TASK STATEMENT
Copy all lines of the listing that include the string "курсов".

╔══

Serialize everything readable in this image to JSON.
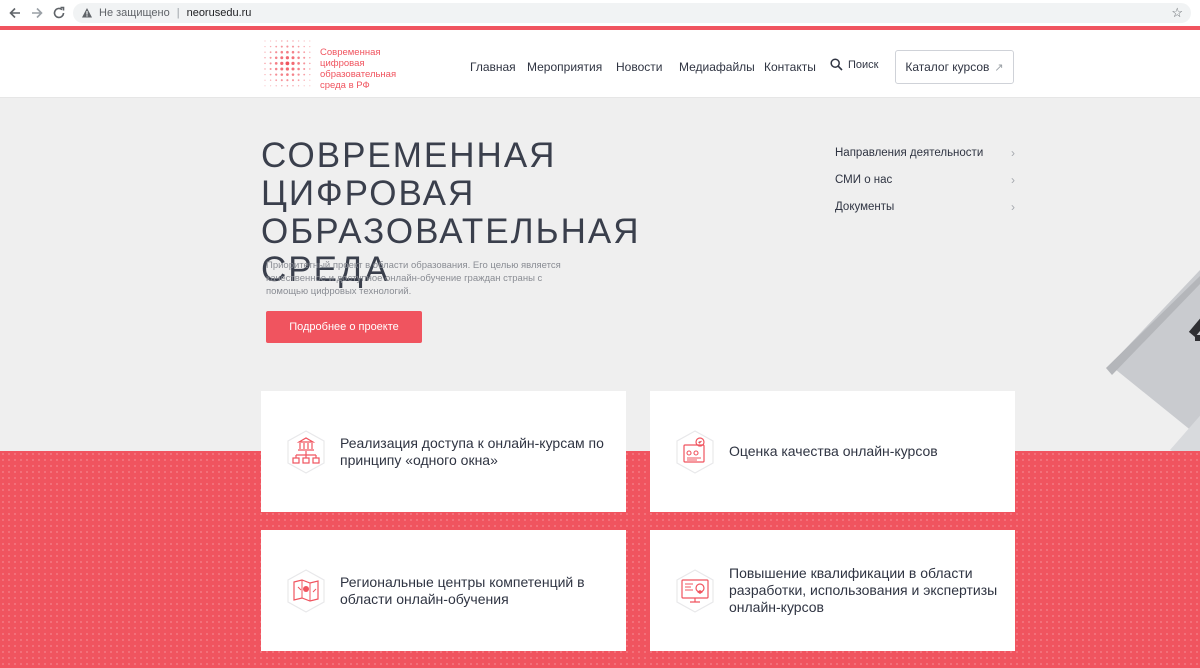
{
  "browser": {
    "security_label": "Не защищено",
    "url": "neorusedu.ru"
  },
  "header": {
    "logo_lines": [
      "Современная",
      "цифровая",
      "образовательная",
      "среда в РФ"
    ],
    "nav": [
      {
        "label": "Главная"
      },
      {
        "label": "Мероприятия"
      },
      {
        "label": "Новости"
      },
      {
        "label": "Медиафайлы"
      },
      {
        "label": "Контакты"
      }
    ],
    "search_label": "Поиск",
    "catalog_label": "Каталог курсов",
    "colors": {
      "accent": "#f0545f"
    }
  },
  "hero": {
    "title_lines": [
      "СОВРЕМЕННАЯ",
      "ЦИФРОВАЯ",
      "ОБРАЗОВАТЕЛЬНАЯ СРЕДА"
    ],
    "description": "Приоритетный проект в области образования. Его целью является качественное и доступное онлайн-обучение граждан страны с помощью цифровых технологий.",
    "button_label": "Подробнее о проекте"
  },
  "side_links": [
    {
      "label": "Направления деятельности"
    },
    {
      "label": "СМИ о нас"
    },
    {
      "label": "Документы"
    }
  ],
  "cards": [
    {
      "icon": "institution-network-icon",
      "text": "Реализация доступа к онлайн-курсам по принципу «одного окна»"
    },
    {
      "icon": "quality-assessment-icon",
      "text": "Оценка качества онлайн-курсов"
    },
    {
      "icon": "regional-map-icon",
      "text": "Региональные центры компетенций в области онлайн-обучения"
    },
    {
      "icon": "training-screen-icon",
      "text": "Повышение квалификации в области разработки, использования и экспертизы онлайн-курсов"
    }
  ]
}
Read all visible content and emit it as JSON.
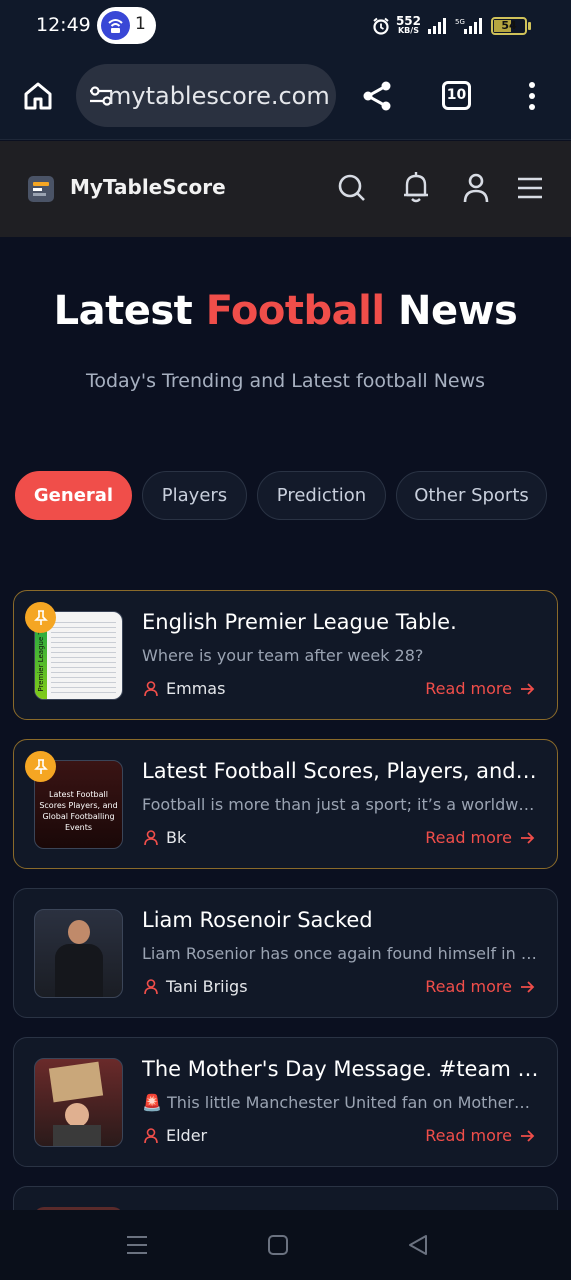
{
  "status": {
    "time": "12:49",
    "hotspot_count": "1",
    "speed_value": "552",
    "speed_unit": "KB/S",
    "battery": "54",
    "network": "5G"
  },
  "browser": {
    "url": "mytablescore.com",
    "tab_count": "10"
  },
  "site": {
    "name": "MyTableScore"
  },
  "hero": {
    "title_pre": "Latest",
    "title_accent": "Football",
    "title_post": "News",
    "subtitle": "Today's Trending and Latest football News"
  },
  "tabs": [
    {
      "label": "General",
      "active": true
    },
    {
      "label": "Players",
      "active": false
    },
    {
      "label": "Prediction",
      "active": false
    },
    {
      "label": "Other Sports",
      "active": false
    }
  ],
  "read_more_label": "Read more",
  "articles": [
    {
      "title": "English Premier League Table.",
      "description": "Where is your team after week 28?",
      "author": "Emmas",
      "pinned": true,
      "thumb_text": "Premier League Table"
    },
    {
      "title": "Latest Football Scores, Players, and Global Footballing Events",
      "description": "Football is more than just a sport; it’s a worldwide phenomenon",
      "author": "Bk",
      "pinned": true,
      "thumb_text": "Latest Football Scores Players, and Global Footballing Events"
    },
    {
      "title": "Liam Rosenoir Sacked",
      "description": "Liam Rosenior has once again found himself in the spotlight",
      "author": "Tani Briigs",
      "pinned": false,
      "thumb_text": ""
    },
    {
      "title": "The Mother's Day Message. #team Manchester United",
      "description": "🚨 This little Manchester United fan on Mothers Day",
      "author": "Elder",
      "pinned": false,
      "thumb_text": ""
    }
  ],
  "colors": {
    "accent": "#f04e4a",
    "background": "#0b1020",
    "card": "#111827",
    "pin": "#f5a623"
  }
}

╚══

RESPONSE TO THIS TASK
    "catalog_label": "Каталог курсов",
      "text": "Оценка качества онлайн-курсов"
      "text": "Повышение квалификации в области разработки, использования и экспертизы онлайн-курсов"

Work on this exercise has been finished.